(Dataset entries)
● ● ● ● ●
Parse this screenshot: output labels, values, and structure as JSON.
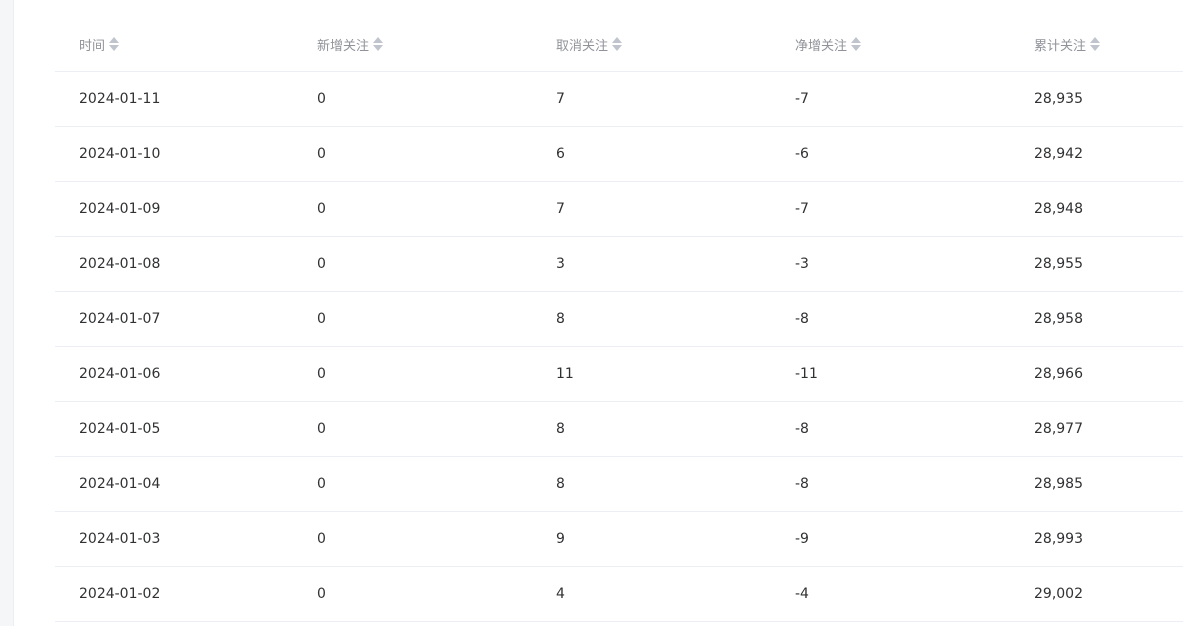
{
  "table": {
    "columns": [
      {
        "key": "date",
        "label": "时间",
        "sort_icon": "sort-caret-icon"
      },
      {
        "key": "new_follow",
        "label": "新增关注",
        "sort_icon": "sort-caret-icon"
      },
      {
        "key": "unfollow",
        "label": "取消关注",
        "sort_icon": "sort-caret-icon"
      },
      {
        "key": "net_follow",
        "label": "净增关注",
        "sort_icon": "sort-caret-icon"
      },
      {
        "key": "total_follow",
        "label": "累计关注",
        "sort_icon": "sort-caret-icon"
      }
    ],
    "rows": [
      [
        "2024-01-11",
        "0",
        "7",
        "-7",
        "28,935"
      ],
      [
        "2024-01-10",
        "0",
        "6",
        "-6",
        "28,942"
      ],
      [
        "2024-01-09",
        "0",
        "7",
        "-7",
        "28,948"
      ],
      [
        "2024-01-08",
        "0",
        "3",
        "-3",
        "28,955"
      ],
      [
        "2024-01-07",
        "0",
        "8",
        "-8",
        "28,958"
      ],
      [
        "2024-01-06",
        "0",
        "11",
        "-11",
        "28,966"
      ],
      [
        "2024-01-05",
        "0",
        "8",
        "-8",
        "28,977"
      ],
      [
        "2024-01-04",
        "0",
        "8",
        "-8",
        "28,985"
      ],
      [
        "2024-01-03",
        "0",
        "9",
        "-9",
        "28,993"
      ],
      [
        "2024-01-02",
        "0",
        "4",
        "-4",
        "29,002"
      ]
    ]
  },
  "colors": {
    "header_text": "#909399",
    "cell_text": "#303133",
    "row_border": "#ebeef5",
    "sort_icon": "#c0c4cc"
  }
}
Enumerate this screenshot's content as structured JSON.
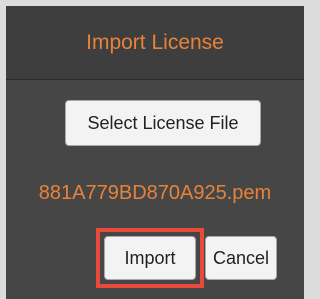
{
  "dialog": {
    "title": "Import License",
    "select_button_label": "Select License File",
    "selected_file": "881A779BD870A925.pem",
    "import_button_label": "Import",
    "cancel_button_label": "Cancel"
  },
  "colors": {
    "accent": "#e8823a",
    "highlight": "#e8493a",
    "background": "#3e3e3e"
  }
}
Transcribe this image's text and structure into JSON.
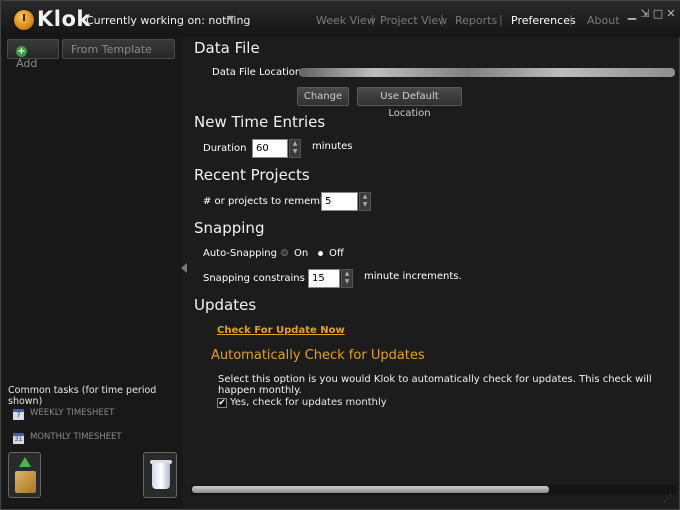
{
  "app": {
    "title": "Klok",
    "working_label": "Currently working on: nothing"
  },
  "nav": {
    "items": [
      {
        "label": "Week View",
        "active": false
      },
      {
        "label": "Project View",
        "active": false
      },
      {
        "label": "Reports",
        "active": false
      },
      {
        "label": "Preferences",
        "active": true
      },
      {
        "label": "About",
        "active": false
      }
    ],
    "window_controls": [
      "minimize-icon",
      "restore-icon",
      "close-icon"
    ]
  },
  "sidebar": {
    "add_label": "Add",
    "template_label": "From Template",
    "common_tasks_title": "Common tasks (for time period shown)",
    "tasks": [
      {
        "label": "WEEKLY TIMESHEET",
        "icon": "calendar-7-icon",
        "icon_text": "7"
      },
      {
        "label": "MONTHLY TIMESHEET",
        "icon": "calendar-31-icon",
        "icon_text": "31"
      }
    ]
  },
  "data_file": {
    "heading": "Data File",
    "location_label": "Data File Location",
    "change_label": "Change",
    "default_label": "Use Default Location"
  },
  "time_entries": {
    "heading": "New Time Entries",
    "duration_label": "Duration",
    "duration_value": "60",
    "unit": "minutes"
  },
  "recent_projects": {
    "heading": "Recent Projects",
    "remember_label": "# or projects to remember",
    "remember_value": "5"
  },
  "snapping": {
    "heading": "Snapping",
    "auto_label": "Auto-Snapping",
    "on_label": "On",
    "off_label": "Off",
    "selected": "Off",
    "constrain_label": "Snapping constrains to",
    "constrain_value": "15",
    "constrain_unit": "minute increments."
  },
  "updates": {
    "heading": "Updates",
    "check_now": "Check For Update Now",
    "auto_heading": "Automatically Check for Updates",
    "description": "Select this option is you would Klok to automatically check for updates. This check will happen monthly.",
    "checkbox_label": "Yes, check for updates monthly",
    "checked": true
  },
  "colors": {
    "accent": "#e5a11a",
    "background": "#1c1c1c"
  }
}
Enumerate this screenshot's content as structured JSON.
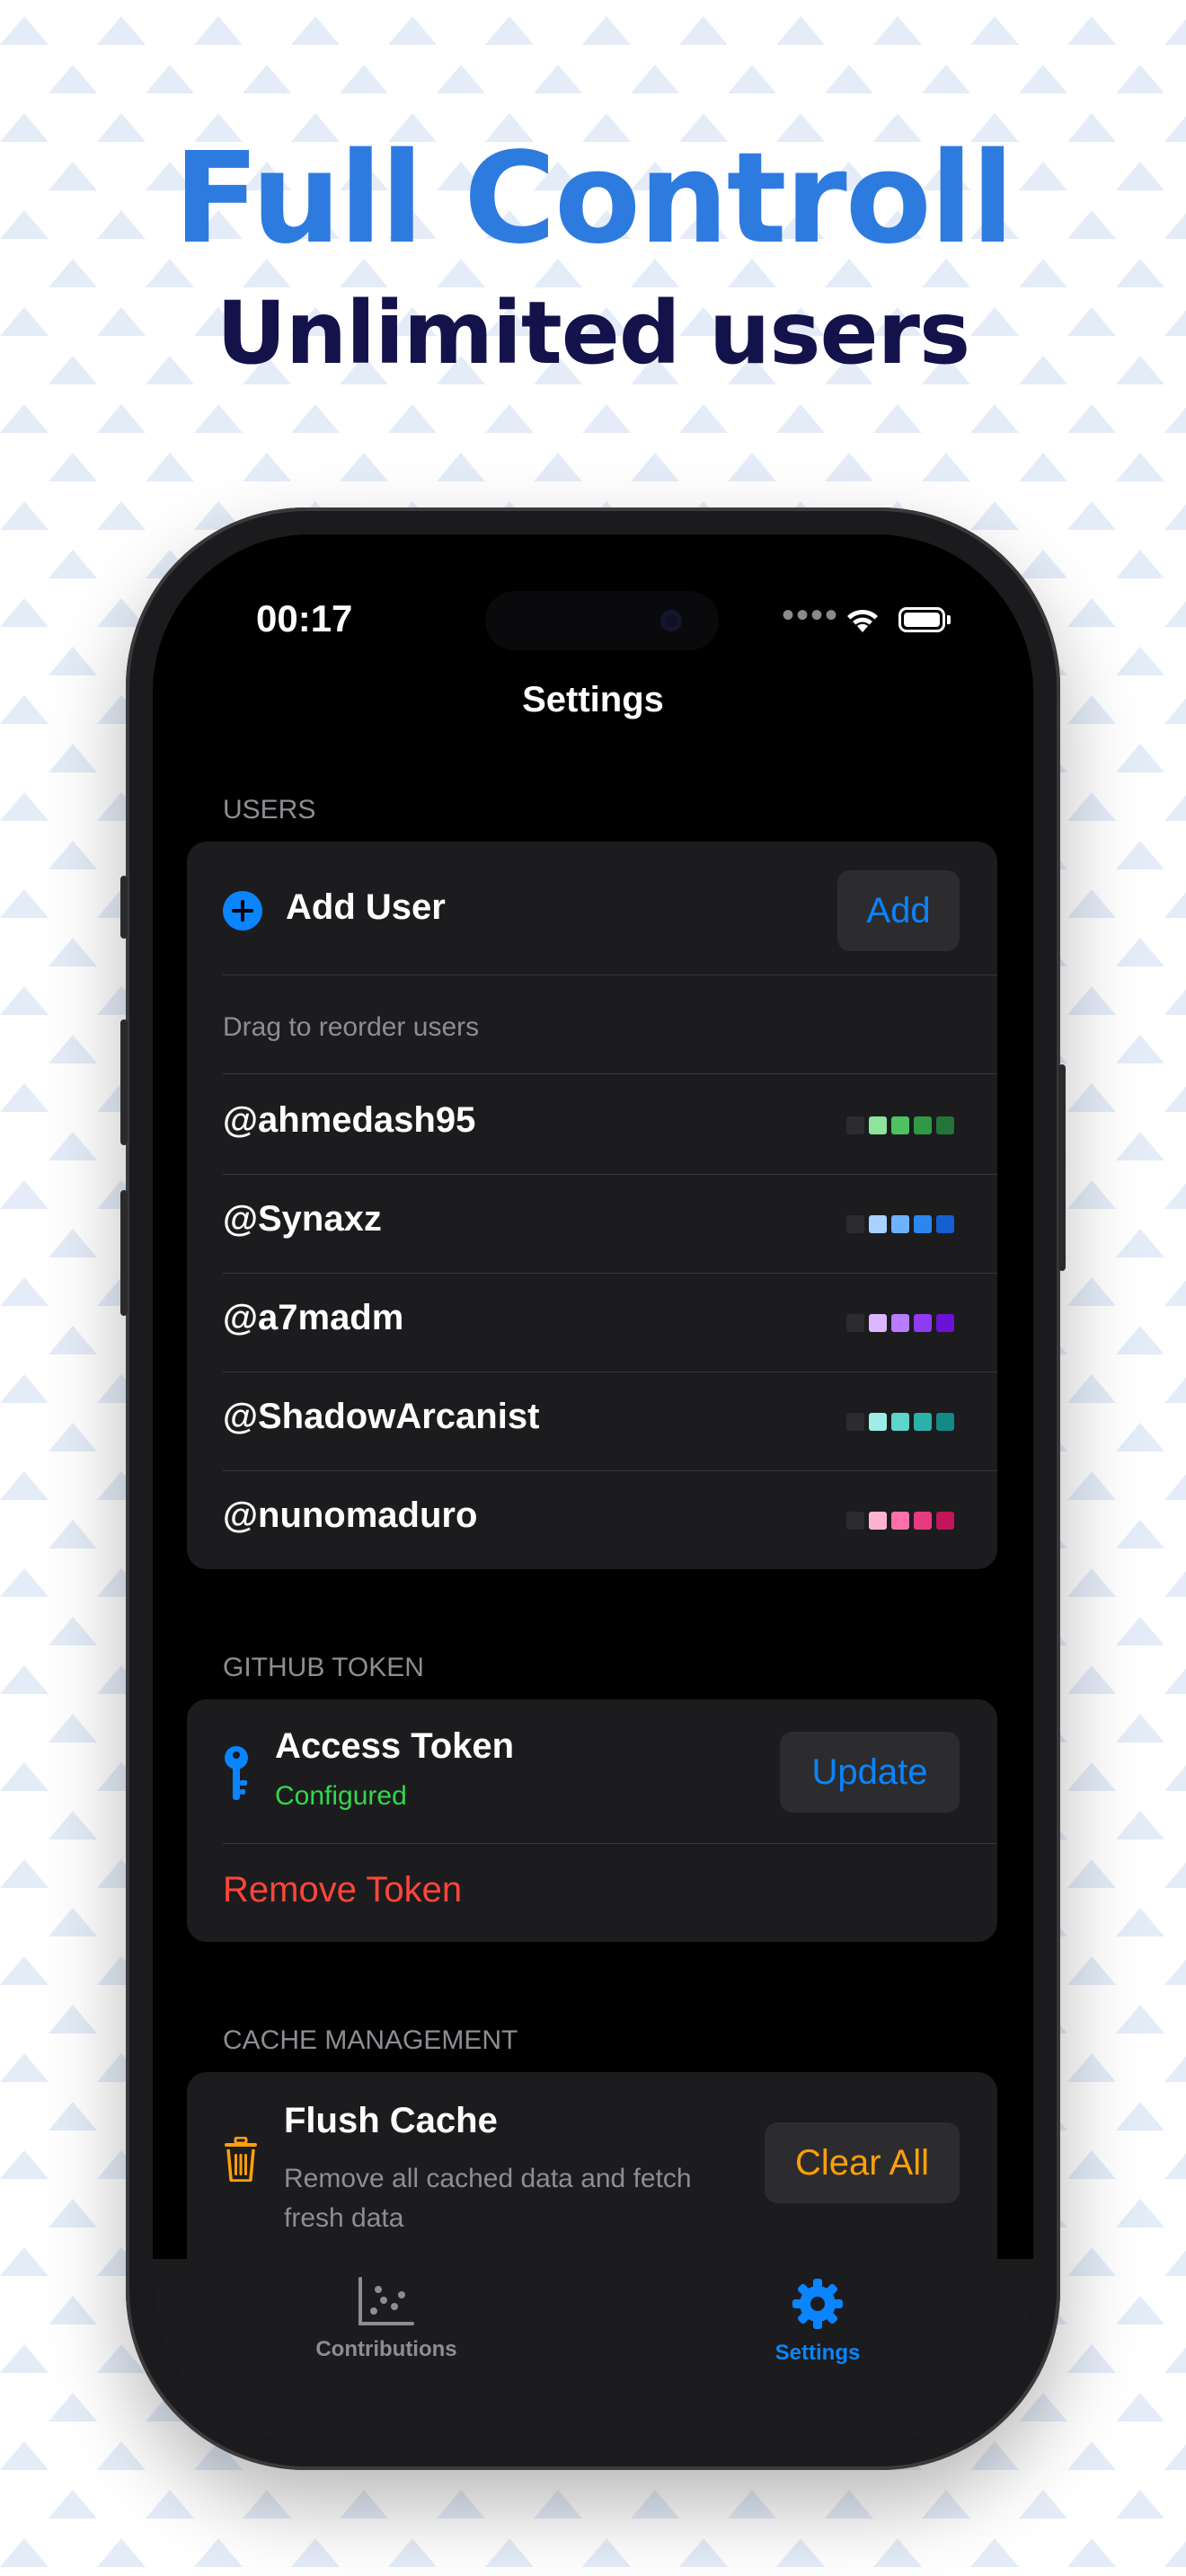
{
  "promo": {
    "headline": "Full Controll",
    "subheadline": "Unlimited users"
  },
  "status_bar": {
    "time": "00:17",
    "signal": "••••"
  },
  "nav": {
    "title": "Settings"
  },
  "users_section": {
    "header": "USERS",
    "add_label": "Add User",
    "add_button": "Add",
    "hint": "Drag to reorder users",
    "users": [
      {
        "name": "@ahmedash95",
        "colors": [
          "#2c2c2e",
          "#8ee49a",
          "#4dc260",
          "#2f9a43",
          "#24743a"
        ]
      },
      {
        "name": "@Synaxz",
        "colors": [
          "#2c2c2e",
          "#a9d2ff",
          "#6fb1ff",
          "#2c86f0",
          "#135fcf"
        ]
      },
      {
        "name": "@a7madm",
        "colors": [
          "#2c2c2e",
          "#dcb6ff",
          "#b77cff",
          "#8f3cf0",
          "#6c12d6"
        ]
      },
      {
        "name": "@ShadowArcanist",
        "colors": [
          "#2c2c2e",
          "#9eece6",
          "#5ed4cc",
          "#2cb1aa",
          "#128a86"
        ]
      },
      {
        "name": "@nunomaduro",
        "colors": [
          "#2c2c2e",
          "#ffb3d2",
          "#ff6fa8",
          "#e83a7f",
          "#c2155a"
        ]
      }
    ]
  },
  "token_section": {
    "header": "GITHUB TOKEN",
    "title": "Access Token",
    "status": "Configured",
    "update_button": "Update",
    "remove_label": "Remove Token"
  },
  "cache_section": {
    "header": "CACHE MANAGEMENT",
    "title": "Flush Cache",
    "description_line1": "Remove all cached data and fetch",
    "description_line2": "fresh data",
    "clear_button": "Clear All"
  },
  "tabs": [
    {
      "label": "Contributions",
      "icon": "chart-scatter-icon",
      "active": false
    },
    {
      "label": "Settings",
      "icon": "gear-icon",
      "active": true
    }
  ],
  "colors": {
    "accent": "#0a84ff",
    "success": "#32d74b",
    "destructive": "#ff453a",
    "warning": "#ff9f0a",
    "headline": "#2e7be0",
    "subheadline": "#14124a"
  }
}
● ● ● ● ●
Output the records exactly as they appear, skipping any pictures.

Parse this screenshot: output labels, values, and structure as JSON.
{
  "table": {
    "columns": [
      {
        "key": "date",
        "label": "时间",
        "sort_icon": "sort-caret-icon"
      },
      {
        "key": "new_follow",
        "label": "新增关注",
        "sort_icon": "sort-caret-icon"
      },
      {
        "key": "unfollow",
        "label": "取消关注",
        "sort_icon": "sort-caret-icon"
      },
      {
        "key": "net_follow",
        "label": "净增关注",
        "sort_icon": "sort-caret-icon"
      },
      {
        "key": "total_follow",
        "label": "累计关注",
        "sort_icon": "sort-caret-icon"
      }
    ],
    "rows": [
      [
        "2024-01-11",
        "0",
        "7",
        "-7",
        "28,935"
      ],
      [
        "2024-01-10",
        "0",
        "6",
        "-6",
        "28,942"
      ],
      [
        "2024-01-09",
        "0",
        "7",
        "-7",
        "28,948"
      ],
      [
        "2024-01-08",
        "0",
        "3",
        "-3",
        "28,955"
      ],
      [
        "2024-01-07",
        "0",
        "8",
        "-8",
        "28,958"
      ],
      [
        "2024-01-06",
        "0",
        "11",
        "-11",
        "28,966"
      ],
      [
        "2024-01-05",
        "0",
        "8",
        "-8",
        "28,977"
      ],
      [
        "2024-01-04",
        "0",
        "8",
        "-8",
        "28,985"
      ],
      [
        "2024-01-03",
        "0",
        "9",
        "-9",
        "28,993"
      ],
      [
        "2024-01-02",
        "0",
        "4",
        "-4",
        "29,002"
      ]
    ]
  },
  "colors": {
    "header_text": "#909399",
    "cell_text": "#303133",
    "row_border": "#ebeef5",
    "sort_icon": "#c0c4cc"
  }
}
Enumerate this screenshot's content as structured JSON.
{
  "dialog": {
    "title": "Import License",
    "select_button_label": "Select License File",
    "selected_file": "881A779BD870A925.pem",
    "import_button_label": "Import",
    "cancel_button_label": "Cancel"
  },
  "colors": {
    "accent": "#e8823a",
    "highlight": "#e8493a",
    "background": "#3e3e3e"
  }
}
Transcribe this image's text and structure into JSON.
{
  "app": {
    "title": "Klok",
    "working_label": "Currently working on: nothing"
  },
  "nav": {
    "items": [
      {
        "label": "Week View",
        "active": false
      },
      {
        "label": "Project View",
        "active": false
      },
      {
        "label": "Reports",
        "active": false
      },
      {
        "label": "Preferences",
        "active": true
      },
      {
        "label": "About",
        "active": false
      }
    ],
    "window_controls": [
      "minimize-icon",
      "restore-icon",
      "close-icon"
    ]
  },
  "sidebar": {
    "add_label": "Add",
    "template_label": "From Template",
    "common_tasks_title": "Common tasks (for time period shown)",
    "tasks": [
      {
        "label": "WEEKLY TIMESHEET",
        "icon": "calendar-7-icon",
        "icon_text": "7"
      },
      {
        "label": "MONTHLY TIMESHEET",
        "icon": "calendar-31-icon",
        "icon_text": "31"
      }
    ]
  },
  "data_file": {
    "heading": "Data File",
    "location_label": "Data File Location",
    "change_label": "Change",
    "default_label": "Use Default Location"
  },
  "time_entries": {
    "heading": "New Time Entries",
    "duration_label": "Duration",
    "duration_value": "60",
    "unit": "minutes"
  },
  "recent_projects": {
    "heading": "Recent Projects",
    "remember_label": "# or projects to remember",
    "remember_value": "5"
  },
  "snapping": {
    "heading": "Snapping",
    "auto_label": "Auto-Snapping",
    "on_label": "On",
    "off_label": "Off",
    "selected": "Off",
    "constrain_label": "Snapping constrains to",
    "constrain_value": "15",
    "constrain_unit": "minute increments."
  },
  "updates": {
    "heading": "Updates",
    "check_now": "Check For Update Now",
    "auto_heading": "Automatically Check for Updates",
    "description": "Select this option is you would Klok to automatically check for updates. This check will happen monthly.",
    "checkbox_label": "Yes, check for updates monthly",
    "checked": true
  },
  "colors": {
    "accent": "#e5a11a",
    "background": "#1c1c1c"
  }
}
Enumerate this screenshot's content as structured JSON.
{
  "promo": {
    "headline": "Full Controll",
    "subheadline": "Unlimited users"
  },
  "status_bar": {
    "time": "00:17",
    "signal": "••••"
  },
  "nav": {
    "title": "Settings"
  },
  "users_section": {
    "header": "USERS",
    "add_label": "Add User",
    "add_button": "Add",
    "hint": "Drag to reorder users",
    "users": [
      {
        "name": "@ahmedash95",
        "colors": [
          "#2c2c2e",
          "#8ee49a",
          "#4dc260",
          "#2f9a43",
          "#24743a"
        ]
      },
      {
        "name": "@Synaxz",
        "colors": [
          "#2c2c2e",
          "#a9d2ff",
          "#6fb1ff",
          "#2c86f0",
          "#135fcf"
        ]
      },
      {
        "name": "@a7madm",
        "colors": [
          "#2c2c2e",
          "#dcb6ff",
          "#b77cff",
          "#8f3cf0",
          "#6c12d6"
        ]
      },
      {
        "name": "@ShadowArcanist",
        "colors": [
          "#2c2c2e",
          "#9eece6",
          "#5ed4cc",
          "#2cb1aa",
          "#128a86"
        ]
      },
      {
        "name": "@nunomaduro",
        "colors": [
          "#2c2c2e",
          "#ffb3d2",
          "#ff6fa8",
          "#e83a7f",
          "#c2155a"
        ]
      }
    ]
  },
  "token_section": {
    "header": "GITHUB TOKEN",
    "title": "Access Token",
    "status": "Configured",
    "update_button": "Update",
    "remove_label": "Remove Token"
  },
  "cache_section": {
    "header": "CACHE MANAGEMENT",
    "title": "Flush Cache",
    "description_line1": "Remove all cached data and fetch",
    "description_line2": "fresh data",
    "clear_button": "Clear All"
  },
  "tabs": [
    {
      "label": "Contributions",
      "icon": "chart-scatter-icon",
      "active": false
    },
    {
      "label": "Settings",
      "icon": "gear-icon",
      "active": true
    }
  ],
  "colors": {
    "accent": "#0a84ff",
    "success": "#32d74b",
    "destructive": "#ff453a",
    "warning": "#ff9f0a",
    "headline": "#2e7be0",
    "subheadline": "#14124a"
  }
}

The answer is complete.